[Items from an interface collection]
>>>

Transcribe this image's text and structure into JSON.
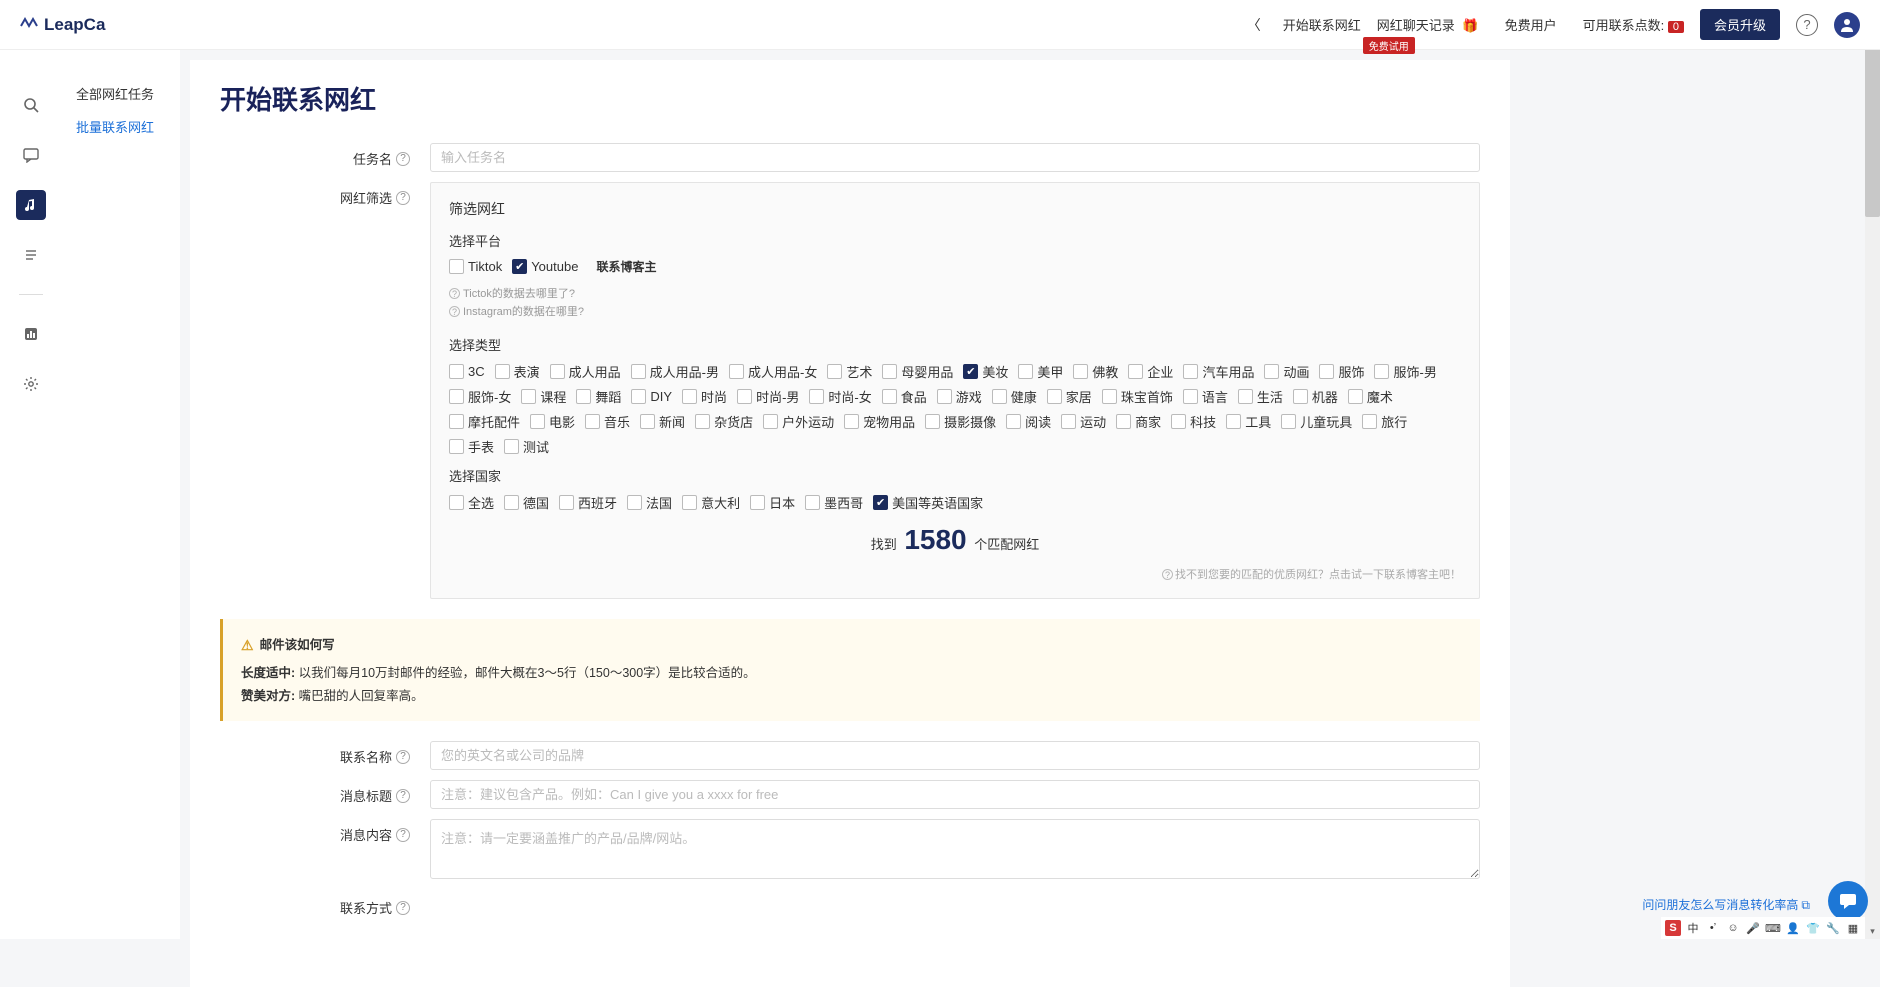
{
  "brand": "LeapCa",
  "topNav": {
    "start": "开始联系网红",
    "chatLog": "网红聊天记录",
    "freeBadge": "免费试用",
    "userType": "免费用户",
    "pointsLabel": "可用联系点数:",
    "pointsValue": "0",
    "upgrade": "会员升级"
  },
  "sidebar": {
    "allTasks": "全部网红任务",
    "batch": "批量联系网红"
  },
  "page": {
    "title": "开始联系网红"
  },
  "form": {
    "taskNameLabel": "任务名",
    "taskNamePlaceholder": "输入任务名",
    "filterLabel": "网红筛选",
    "filterTitle": "筛选网红",
    "platformLabel": "选择平台",
    "platforms": {
      "tiktok": "Tiktok",
      "youtube": "Youtube"
    },
    "contactBlogger": "联系博客主",
    "faq1": "Tictok的数据去哪里了?",
    "faq2": "Instagram的数据在哪里?",
    "typeLabel": "选择类型",
    "types": [
      "3C",
      "表演",
      "成人用品",
      "成人用品-男",
      "成人用品-女",
      "艺术",
      "母婴用品",
      "美妆",
      "美甲",
      "佛教",
      "企业",
      "汽车用品",
      "动画",
      "服饰",
      "服饰-男",
      "服饰-女",
      "课程",
      "舞蹈",
      "DIY",
      "时尚",
      "时尚-男",
      "时尚-女",
      "食品",
      "游戏",
      "健康",
      "家居",
      "珠宝首饰",
      "语言",
      "生活",
      "机器",
      "魔术",
      "摩托配件",
      "电影",
      "音乐",
      "新闻",
      "杂货店",
      "户外运动",
      "宠物用品",
      "摄影摄像",
      "阅读",
      "运动",
      "商家",
      "科技",
      "工具",
      "儿童玩具",
      "旅行",
      "手表",
      "测试"
    ],
    "typeChecked": "美妆",
    "countryLabel": "选择国家",
    "countries": [
      "全选",
      "德国",
      "西班牙",
      "法国",
      "意大利",
      "日本",
      "墨西哥",
      "美国等英语国家"
    ],
    "countryChecked": "美国等英语国家",
    "foundPrefix": "找到",
    "foundCount": "1580",
    "foundSuffix": "个匹配网红",
    "hint": "找不到您要的匹配的优质网红？点击试一下联系博客主吧！",
    "warnTitle": "邮件该如何写",
    "warnL1a": "长度适中:",
    "warnL1b": "以我们每月10万封邮件的经验，邮件大概在3～5行（150～300字）是比较合适的。",
    "warnL2a": "赞美对方:",
    "warnL2b": "嘴巴甜的人回复率高。",
    "contactNameLabel": "联系名称",
    "contactNamePlaceholder": "您的英文名或公司的品牌",
    "msgTitleLabel": "消息标题",
    "msgTitlePlaceholder": "注意：建议包含产品。例如：Can I give you a xxxx for free",
    "msgBodyLabel": "消息内容",
    "msgBodyPlaceholder": "注意：请一定要涵盖推广的产品/品牌/网站。",
    "contactMethodLabel": "联系方式"
  },
  "footer": {
    "askFriend": "问问朋友怎么写消息转化率高"
  },
  "ime": {
    "zhong": "中"
  }
}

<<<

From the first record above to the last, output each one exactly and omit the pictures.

Transcribe this image's text and structure into JSON.
{
  "brand": "LeapCa",
  "topNav": {
    "start": "开始联系网红",
    "chatLog": "网红聊天记录",
    "freeBadge": "免费试用",
    "userType": "免费用户",
    "pointsLabel": "可用联系点数:",
    "pointsValue": "0",
    "upgrade": "会员升级"
  },
  "sidebar": {
    "allTasks": "全部网红任务",
    "batch": "批量联系网红"
  },
  "page": {
    "title": "开始联系网红"
  },
  "form": {
    "taskNameLabel": "任务名",
    "taskNamePlaceholder": "输入任务名",
    "filterLabel": "网红筛选",
    "filterTitle": "筛选网红",
    "platformLabel": "选择平台",
    "platforms": {
      "tiktok": "Tiktok",
      "youtube": "Youtube"
    },
    "contactBlogger": "联系博客主",
    "faq1": "Tictok的数据去哪里了?",
    "faq2": "Instagram的数据在哪里?",
    "typeLabel": "选择类型",
    "types": [
      "3C",
      "表演",
      "成人用品",
      "成人用品-男",
      "成人用品-女",
      "艺术",
      "母婴用品",
      "美妆",
      "美甲",
      "佛教",
      "企业",
      "汽车用品",
      "动画",
      "服饰",
      "服饰-男",
      "服饰-女",
      "课程",
      "舞蹈",
      "DIY",
      "时尚",
      "时尚-男",
      "时尚-女",
      "食品",
      "游戏",
      "健康",
      "家居",
      "珠宝首饰",
      "语言",
      "生活",
      "机器",
      "魔术",
      "摩托配件",
      "电影",
      "音乐",
      "新闻",
      "杂货店",
      "户外运动",
      "宠物用品",
      "摄影摄像",
      "阅读",
      "运动",
      "商家",
      "科技",
      "工具",
      "儿童玩具",
      "旅行",
      "手表",
      "测试"
    ],
    "typeChecked": "美妆",
    "countryLabel": "选择国家",
    "countries": [
      "全选",
      "德国",
      "西班牙",
      "法国",
      "意大利",
      "日本",
      "墨西哥",
      "美国等英语国家"
    ],
    "countryChecked": "美国等英语国家",
    "foundPrefix": "找到",
    "foundCount": "1580",
    "foundSuffix": "个匹配网红",
    "hint": "找不到您要的匹配的优质网红？点击试一下联系博客主吧！",
    "warnTitle": "邮件该如何写",
    "warnL1a": "长度适中:",
    "warnL1b": "以我们每月10万封邮件的经验，邮件大概在3～5行（150～300字）是比较合适的。",
    "warnL2a": "赞美对方:",
    "warnL2b": "嘴巴甜的人回复率高。",
    "contactNameLabel": "联系名称",
    "contactNamePlaceholder": "您的英文名或公司的品牌",
    "msgTitleLabel": "消息标题",
    "msgTitlePlaceholder": "注意：建议包含产品。例如：Can I give you a xxxx for free",
    "msgBodyLabel": "消息内容",
    "msgBodyPlaceholder": "注意：请一定要涵盖推广的产品/品牌/网站。",
    "contactMethodLabel": "联系方式"
  },
  "footer": {
    "askFriend": "问问朋友怎么写消息转化率高"
  },
  "ime": {
    "zhong": "中"
  }
}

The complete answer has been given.